-- Record extracts follows --
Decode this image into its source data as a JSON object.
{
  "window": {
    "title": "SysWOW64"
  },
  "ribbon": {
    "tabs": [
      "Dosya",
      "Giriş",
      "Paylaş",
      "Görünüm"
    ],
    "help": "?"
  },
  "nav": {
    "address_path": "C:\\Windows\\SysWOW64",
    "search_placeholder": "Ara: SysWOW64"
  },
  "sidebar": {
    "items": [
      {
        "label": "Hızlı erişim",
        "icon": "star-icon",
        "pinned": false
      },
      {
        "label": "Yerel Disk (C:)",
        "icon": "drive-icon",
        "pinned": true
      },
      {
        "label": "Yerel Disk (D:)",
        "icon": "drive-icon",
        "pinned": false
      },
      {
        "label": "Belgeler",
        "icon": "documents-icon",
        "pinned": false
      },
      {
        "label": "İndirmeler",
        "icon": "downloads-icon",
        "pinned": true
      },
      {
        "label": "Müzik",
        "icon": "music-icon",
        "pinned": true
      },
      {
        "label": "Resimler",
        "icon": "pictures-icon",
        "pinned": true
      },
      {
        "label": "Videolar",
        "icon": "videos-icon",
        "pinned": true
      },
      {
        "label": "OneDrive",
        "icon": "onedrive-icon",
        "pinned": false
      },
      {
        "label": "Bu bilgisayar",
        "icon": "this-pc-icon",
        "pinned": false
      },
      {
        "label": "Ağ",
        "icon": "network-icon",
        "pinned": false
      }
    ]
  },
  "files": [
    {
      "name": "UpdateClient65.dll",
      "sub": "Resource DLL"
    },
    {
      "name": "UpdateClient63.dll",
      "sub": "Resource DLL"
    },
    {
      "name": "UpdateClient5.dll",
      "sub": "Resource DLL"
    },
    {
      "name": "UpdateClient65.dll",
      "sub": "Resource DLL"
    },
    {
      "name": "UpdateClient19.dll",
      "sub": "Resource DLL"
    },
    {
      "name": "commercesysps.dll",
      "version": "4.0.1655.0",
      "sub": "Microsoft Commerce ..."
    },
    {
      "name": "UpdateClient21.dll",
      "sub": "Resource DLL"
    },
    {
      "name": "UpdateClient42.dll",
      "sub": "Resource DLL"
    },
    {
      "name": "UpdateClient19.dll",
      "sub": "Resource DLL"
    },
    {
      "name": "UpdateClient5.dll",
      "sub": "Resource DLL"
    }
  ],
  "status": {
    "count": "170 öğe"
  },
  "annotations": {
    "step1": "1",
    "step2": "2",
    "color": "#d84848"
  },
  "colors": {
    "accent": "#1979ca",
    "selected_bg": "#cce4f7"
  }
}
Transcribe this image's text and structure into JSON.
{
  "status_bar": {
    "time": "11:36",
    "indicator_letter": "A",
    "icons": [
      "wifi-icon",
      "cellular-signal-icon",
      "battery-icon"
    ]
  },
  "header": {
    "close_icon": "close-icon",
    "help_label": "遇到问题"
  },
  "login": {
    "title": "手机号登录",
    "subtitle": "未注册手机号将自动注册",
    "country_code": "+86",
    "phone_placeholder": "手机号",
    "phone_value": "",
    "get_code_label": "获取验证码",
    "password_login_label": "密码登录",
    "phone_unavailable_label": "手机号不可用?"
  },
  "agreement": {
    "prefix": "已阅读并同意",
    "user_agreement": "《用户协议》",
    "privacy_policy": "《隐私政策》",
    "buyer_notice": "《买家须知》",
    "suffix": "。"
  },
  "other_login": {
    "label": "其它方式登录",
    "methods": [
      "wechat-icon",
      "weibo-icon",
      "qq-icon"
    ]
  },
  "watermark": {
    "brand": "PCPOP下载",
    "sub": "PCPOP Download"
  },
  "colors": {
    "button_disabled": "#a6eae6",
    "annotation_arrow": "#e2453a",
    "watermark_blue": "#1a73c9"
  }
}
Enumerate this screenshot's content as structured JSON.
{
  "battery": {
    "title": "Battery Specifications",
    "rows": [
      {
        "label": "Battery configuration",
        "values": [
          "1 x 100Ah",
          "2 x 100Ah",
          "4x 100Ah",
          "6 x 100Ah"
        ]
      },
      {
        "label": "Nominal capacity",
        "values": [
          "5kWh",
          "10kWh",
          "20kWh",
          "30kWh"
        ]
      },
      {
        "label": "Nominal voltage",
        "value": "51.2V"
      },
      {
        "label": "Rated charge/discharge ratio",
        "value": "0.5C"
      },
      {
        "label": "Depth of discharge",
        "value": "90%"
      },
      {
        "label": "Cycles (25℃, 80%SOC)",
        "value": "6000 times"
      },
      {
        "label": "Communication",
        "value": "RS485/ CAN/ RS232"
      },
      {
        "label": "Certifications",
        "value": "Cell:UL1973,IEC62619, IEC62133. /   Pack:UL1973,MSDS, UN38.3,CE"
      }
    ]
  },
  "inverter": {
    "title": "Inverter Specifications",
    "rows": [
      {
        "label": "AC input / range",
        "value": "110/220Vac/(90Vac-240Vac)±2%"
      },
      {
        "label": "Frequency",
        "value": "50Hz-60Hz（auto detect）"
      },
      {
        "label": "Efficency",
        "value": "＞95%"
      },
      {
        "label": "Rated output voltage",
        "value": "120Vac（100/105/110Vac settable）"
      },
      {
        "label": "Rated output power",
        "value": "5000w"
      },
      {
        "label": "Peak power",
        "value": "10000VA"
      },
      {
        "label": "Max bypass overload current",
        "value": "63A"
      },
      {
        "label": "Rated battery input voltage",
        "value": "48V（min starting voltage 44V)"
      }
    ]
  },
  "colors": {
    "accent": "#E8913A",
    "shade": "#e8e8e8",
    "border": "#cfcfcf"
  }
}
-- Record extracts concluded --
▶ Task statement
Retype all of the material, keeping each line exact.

▶ Exercise response
Decode this image into its source data as a JSON object.
{
  "window": {
    "title": "SysWOW64"
  },
  "ribbon": {
    "tabs": [
      "Dosya",
      "Giriş",
      "Paylaş",
      "Görünüm"
    ],
    "help": "?"
  },
  "nav": {
    "address_path": "C:\\Windows\\SysWOW64",
    "search_placeholder": "Ara: SysWOW64"
  },
  "sidebar": {
    "items": [
      {
        "label": "Hızlı erişim",
        "icon": "star-icon",
        "pinned": false
      },
      {
        "label": "Yerel Disk (C:)",
        "icon": "drive-icon",
        "pinned": true
      },
      {
        "label": "Yerel Disk (D:)",
        "icon": "drive-icon",
        "pinned": false
      },
      {
        "label": "Belgeler",
        "icon": "documents-icon",
        "pinned": false
      },
      {
        "label": "İndirmeler",
        "icon": "downloads-icon",
        "pinned": true
      },
      {
        "label": "Müzik",
        "icon": "music-icon",
        "pinned": true
      },
      {
        "label": "Resimler",
        "icon": "pictures-icon",
        "pinned": true
      },
      {
        "label": "Videolar",
        "icon": "videos-icon",
        "pinned": true
      },
      {
        "label": "OneDrive",
        "icon": "onedrive-icon",
        "pinned": false
      },
      {
        "label": "Bu bilgisayar",
        "icon": "this-pc-icon",
        "pinned": false
      },
      {
        "label": "Ağ",
        "icon": "network-icon",
        "pinned": false
      }
    ]
  },
  "files": [
    {
      "name": "UpdateClient65.dll",
      "sub": "Resource DLL"
    },
    {
      "name": "UpdateClient63.dll",
      "sub": "Resource DLL"
    },
    {
      "name": "UpdateClient5.dll",
      "sub": "Resource DLL"
    },
    {
      "name": "UpdateClient65.dll",
      "sub": "Resource DLL"
    },
    {
      "name": "UpdateClient19.dll",
      "sub": "Resource DLL"
    },
    {
      "name": "commercesysps.dll",
      "version": "4.0.1655.0",
      "sub": "Microsoft Commerce ..."
    },
    {
      "name": "UpdateClient21.dll",
      "sub": "Resource DLL"
    },
    {
      "name": "UpdateClient42.dll",
      "sub": "Resource DLL"
    },
    {
      "name": "UpdateClient19.dll",
      "sub": "Resource DLL"
    },
    {
      "name": "UpdateClient5.dll",
      "sub": "Resource DLL"
    }
  ],
  "status": {
    "count": "170 öğe"
  },
  "annotations": {
    "step1": "1",
    "step2": "2",
    "color": "#d84848"
  },
  "colors": {
    "accent": "#1979ca",
    "selected_bg": "#cce4f7"
  }
}
Transcribe this image's text and structure into JSON.
{
  "status_bar": {
    "time": "11:36",
    "indicator_letter": "A",
    "icons": [
      "wifi-icon",
      "cellular-signal-icon",
      "battery-icon"
    ]
  },
  "header": {
    "close_icon": "close-icon",
    "help_label": "遇到问题"
  },
  "login": {
    "title": "手机号登录",
    "subtitle": "未注册手机号将自动注册",
    "country_code": "+86",
    "phone_placeholder": "手机号",
    "phone_value": "",
    "get_code_label": "获取验证码",
    "password_login_label": "密码登录",
    "phone_unavailable_label": "手机号不可用?"
  },
  "agreement": {
    "prefix": "已阅读并同意",
    "user_agreement": "《用户协议》",
    "privacy_policy": "《隐私政策》",
    "buyer_notice": "《买家须知》",
    "suffix": "。"
  },
  "other_login": {
    "label": "其它方式登录",
    "methods": [
      "wechat-icon",
      "weibo-icon",
      "qq-icon"
    ]
  },
  "watermark": {
    "brand": "PCPOP下载",
    "sub": "PCPOP Download"
  },
  "colors": {
    "button_disabled": "#a6eae6",
    "annotation_arrow": "#e2453a",
    "watermark_blue": "#1a73c9"
  }
}
Enumerate this screenshot's content as structured JSON.
{
  "battery": {
    "title": "Battery Specifications",
    "rows": [
      {
        "label": "Battery configuration",
        "values": [
          "1 x 100Ah",
          "2 x 100Ah",
          "4x 100Ah",
          "6 x 100Ah"
        ]
      },
      {
        "label": "Nominal capacity",
        "values": [
          "5kWh",
          "10kWh",
          "20kWh",
          "30kWh"
        ]
      },
      {
        "label": "Nominal voltage",
        "value": "51.2V"
      },
      {
        "label": "Rated charge/discharge ratio",
        "value": "0.5C"
      },
      {
        "label": "Depth of discharge",
        "value": "90%"
      },
      {
        "label": "Cycles (25℃, 80%SOC)",
        "value": "6000 times"
      },
      {
        "label": "Communication",
        "value": "RS485/ CAN/ RS232"
      },
      {
        "label": "Certifications",
        "value": "Cell:UL1973,IEC62619, IEC62133. /   Pack:UL1973,MSDS, UN38.3,CE"
      }
    ]
  },
  "inverter": {
    "title": "Inverter Specifications",
    "rows": [
      {
        "label": "AC input / range",
        "value": "110/220Vac/(90Vac-240Vac)±2%"
      },
      {
        "label": "Frequency",
        "value": "50Hz-60Hz（auto detect）"
      },
      {
        "label": "Efficency",
        "value": "＞95%"
      },
      {
        "label": "Rated output voltage",
        "value": "120Vac（100/105/110Vac settable）"
      },
      {
        "label": "Rated output power",
        "value": "5000w"
      },
      {
        "label": "Peak power",
        "value": "10000VA"
      },
      {
        "label": "Max bypass overload current",
        "value": "63A"
      },
      {
        "label": "Rated battery input voltage",
        "value": "48V（min starting voltage 44V)"
      }
    ]
  },
  "colors": {
    "accent": "#E8913A",
    "shade": "#e8e8e8",
    "border": "#cfcfcf"
  }
}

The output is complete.